- Our bodies, especially the stomach, react to the amount of food that we take in and not the calories consumed. Bulky foods that are higher in fiber may encourage satiety faster than non-bulky foods. This response has compelled many diet plans to encourage people to drink water before meals, leading the dieters’ stomachs to be full of liquids before any food is eaten.
The human body also trains itself to react to stimuli outside of the body (in other words, not stomach contractions or blood sugar levels, for example). These outside stimuli play just as important a role in determining our bodies’ hunger levels as do physical stimuli.
- Time of day. Because many people work and live on the same schedule, their bodies are prepared to eat at the same time every day. Thus, even if the person is not physically hungry at lunch time, the mind will believe it is time to eat because that is when the person eats every day.
- Seeing or smelling particular foods.

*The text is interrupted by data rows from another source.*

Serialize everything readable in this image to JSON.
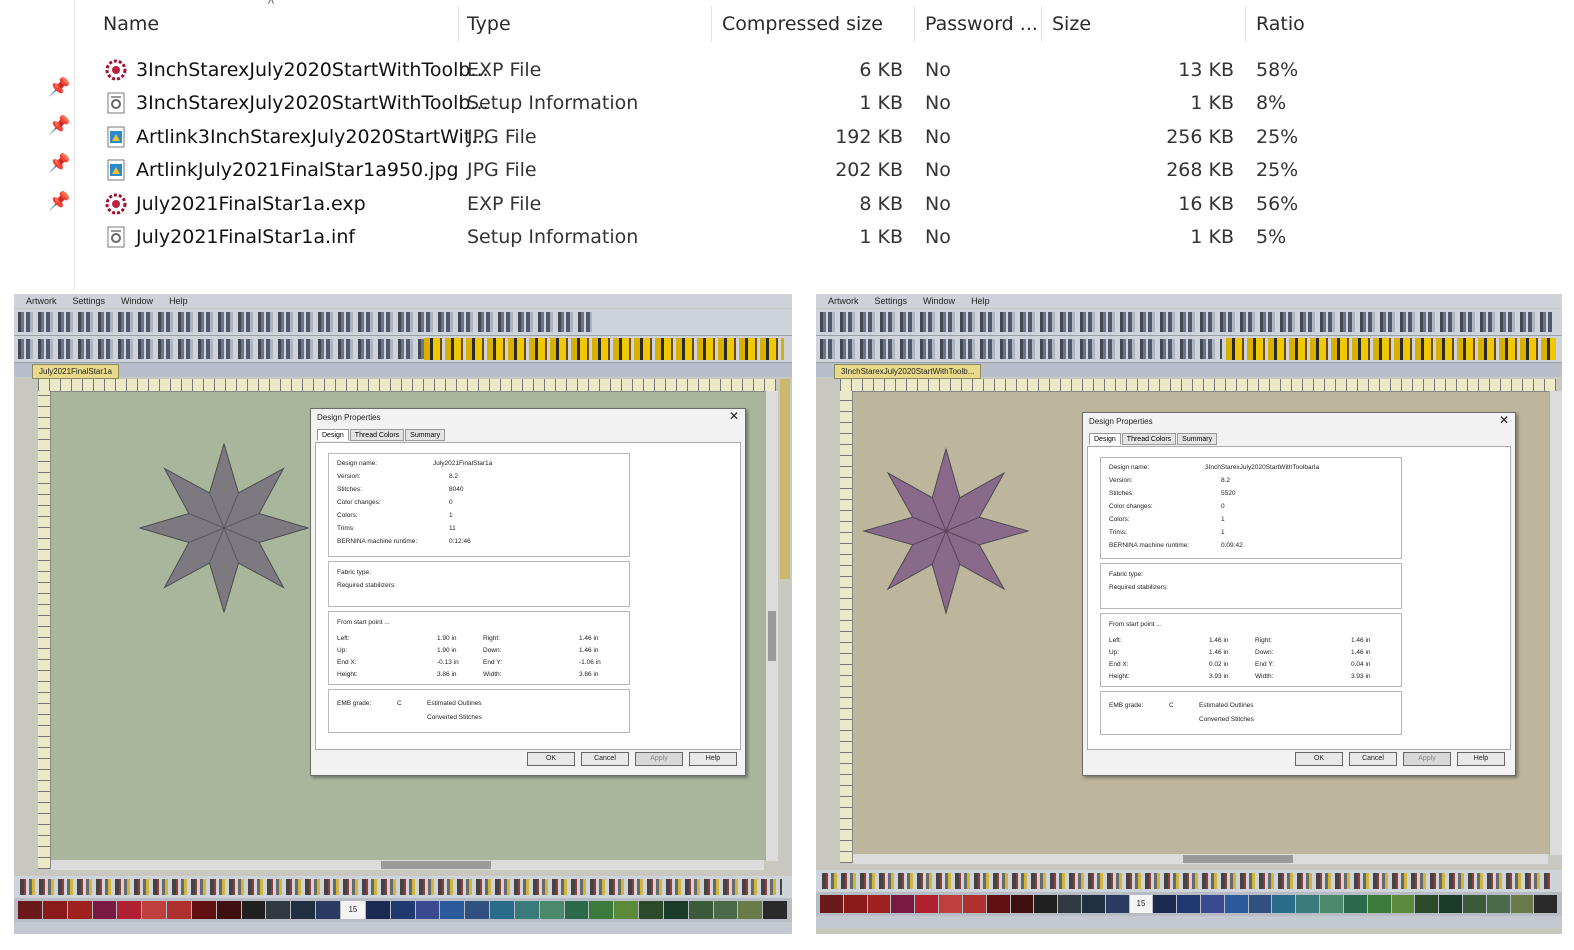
{
  "explorer": {
    "sort_indicator": "^",
    "columns": {
      "name": "Name",
      "type": "Type",
      "compressed_size": "Compressed size",
      "password": "Password ...",
      "size": "Size",
      "ratio": "Ratio"
    },
    "rows": [
      {
        "icon": "exp-file-icon",
        "name": "3InchStarexJuly2020StartWithToolb...",
        "type": "EXP File",
        "compressed": "6 KB",
        "password": "No",
        "size": "13 KB",
        "ratio": "58%"
      },
      {
        "icon": "setup-info-icon",
        "name": "3InchStarexJuly2020StartWithToolb...",
        "type": "Setup Information",
        "compressed": "1 KB",
        "password": "No",
        "size": "1 KB",
        "ratio": "8%"
      },
      {
        "icon": "jpg-file-icon",
        "name": "Artlink3InchStarexJuly2020StartWit...",
        "type": "JPG File",
        "compressed": "192 KB",
        "password": "No",
        "size": "256 KB",
        "ratio": "25%"
      },
      {
        "icon": "jpg-file-icon",
        "name": "ArtlinkJuly2021FinalStar1a950.jpg",
        "type": "JPG File",
        "compressed": "202 KB",
        "password": "No",
        "size": "268 KB",
        "ratio": "25%"
      },
      {
        "icon": "exp-file-icon",
        "name": "July2021FinalStar1a.exp",
        "type": "EXP File",
        "compressed": "8 KB",
        "password": "No",
        "size": "16 KB",
        "ratio": "56%"
      },
      {
        "icon": "setup-info-icon",
        "name": "July2021FinalStar1a.inf",
        "type": "Setup Information",
        "compressed": "1 KB",
        "password": "No",
        "size": "1 KB",
        "ratio": "5%"
      }
    ]
  },
  "left_window": {
    "menu": [
      "Artwork",
      "Settings",
      "Window",
      "Help"
    ],
    "doc_tab": "July2021FinalStar1a",
    "canvas_color": "#a9b69c",
    "star_color": "#7c7a80",
    "dialog": {
      "title": "Design Properties",
      "tabs": [
        "Design",
        "Thread Colors",
        "Summary"
      ],
      "design_name_label": "Design name:",
      "design_name": "July2021FinalStar1a",
      "version_label": "Version:",
      "version": "8.2",
      "stitches_label": "Stitches:",
      "stitches": "8040",
      "color_changes_label": "Color changes:",
      "color_changes": "0",
      "colors_label": "Colors:",
      "colors": "1",
      "trims_label": "Trims:",
      "trims": "11",
      "runtime_label": "BERNINA machine runtime:",
      "runtime": "0:12:46",
      "fabric_label": "Fabric type:",
      "stabilizer_label": "Required stabilizers:",
      "start_label": "From start point ...",
      "left_label": "Left:",
      "left": "1.90 in",
      "right_label": "Right:",
      "right": "1.46 in",
      "up_label": "Up:",
      "up": "1.90 in",
      "down_label": "Down:",
      "down": "1.46 in",
      "endx_label": "End X:",
      "endx": "-0.13 in",
      "endy_label": "End Y:",
      "endy": "-1.06 in",
      "height_label": "Height:",
      "height": "3.86 in",
      "width_label": "Width:",
      "width": "3.86 in",
      "emb_label": "EMB grade:",
      "emb": "C",
      "est_outlines": "Estimated Outlines",
      "conv_stitches": "Converted Stitches",
      "ok": "OK",
      "cancel": "Cancel",
      "apply": "Apply",
      "help": "Help"
    },
    "palette_start": "15"
  },
  "right_window": {
    "menu": [
      "Artwork",
      "Settings",
      "Window",
      "Help"
    ],
    "doc_tab": "3InchStarexJuly2020StartWithToolb...",
    "canvas_color": "#bdb59c",
    "star_color": "#8a6a8a",
    "dialog": {
      "title": "Design Properties",
      "tabs": [
        "Design",
        "Thread Colors",
        "Summary"
      ],
      "design_name_label": "Design name:",
      "design_name": "3InchStarexJuly2020StartWithToolbarIa",
      "version_label": "Version:",
      "version": "8.2",
      "stitches_label": "Stitches:",
      "stitches": "5520",
      "color_changes_label": "Color changes:",
      "color_changes": "0",
      "colors_label": "Colors:",
      "colors": "1",
      "trims_label": "Trims:",
      "trims": "1",
      "runtime_label": "BERNINA machine runtime:",
      "runtime": "0:09:42",
      "fabric_label": "Fabric type:",
      "stabilizer_label": "Required stabilizers:",
      "start_label": "From start point ...",
      "left_label": "Left:",
      "left": "1.46 in",
      "right_label": "Right:",
      "right": "1.46 in",
      "up_label": "Up:",
      "up": "1.46 in",
      "down_label": "Down:",
      "down": "1.46 in",
      "endx_label": "End X:",
      "endx": "0.02 in",
      "endy_label": "End Y:",
      "endy": "0.04 in",
      "height_label": "Height:",
      "height": "3.93 in",
      "width_label": "Width:",
      "width": "3.93 in",
      "emb_label": "EMB grade:",
      "emb": "C",
      "est_outlines": "Estimated Outlines",
      "conv_stitches": "Converted Stitches",
      "ok": "OK",
      "cancel": "Cancel",
      "apply": "Apply",
      "help": "Help"
    },
    "palette_start": "15"
  }
}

The sight and smell of particular foods are likely to encourage us to feel hungry. For example, if a person enjoys popcorn, and she smells popcorn, she is likely to feel hungry. In contrast, if a person does not enjoy tuna, and smells tuna, she is not likely to feel hungry.
- Seeing specific colors. Seeing certain colors may encourage our bodies to feel hungry. For instance, many foods are red, green, and yellow. Seeing those colors may make people feel hungry for foods that are those colors (red or green apples or yellow bananas). Few foods, however, are blue. Seeing blue, thus, is unlikely to trigger a hunger sensation.
- 35-70 minute walk in the fat-burning zone at 60-70% of your maximum heart rate
- Fat Burning Walk: Warm up with 5 minutes at a very easy pace
- Find a safe spot with a wall or pole to do a 5 minute easy stretching routine
- Now resume your walk at a comfortable pace
- End with 5 minutes of gentle stretching
Advanced walkers: Threshold Walk
Charity Walks and Walk/Runs
Spice up your regular walking program by enjoying a charity walk or a walk held in conjunction with a run. Set one of these as your goal to build up to enjoying – go for speed or distance or just for the heck of it. Win the event award or t-shirt and enjoy walking with lots of other people. Distances are usually from 5-10 kilometers (3 miles to 6 miles). In general, there is a group start of all participants, so you walk with many others throughout the walk. You get the thrill of crossing the finish line, sometimes with your name and hometown being announced, and receiving the award for the event – a pin, medal, t-shirt or other item. Costs range from $8 to over $25 and may require collection of pledges.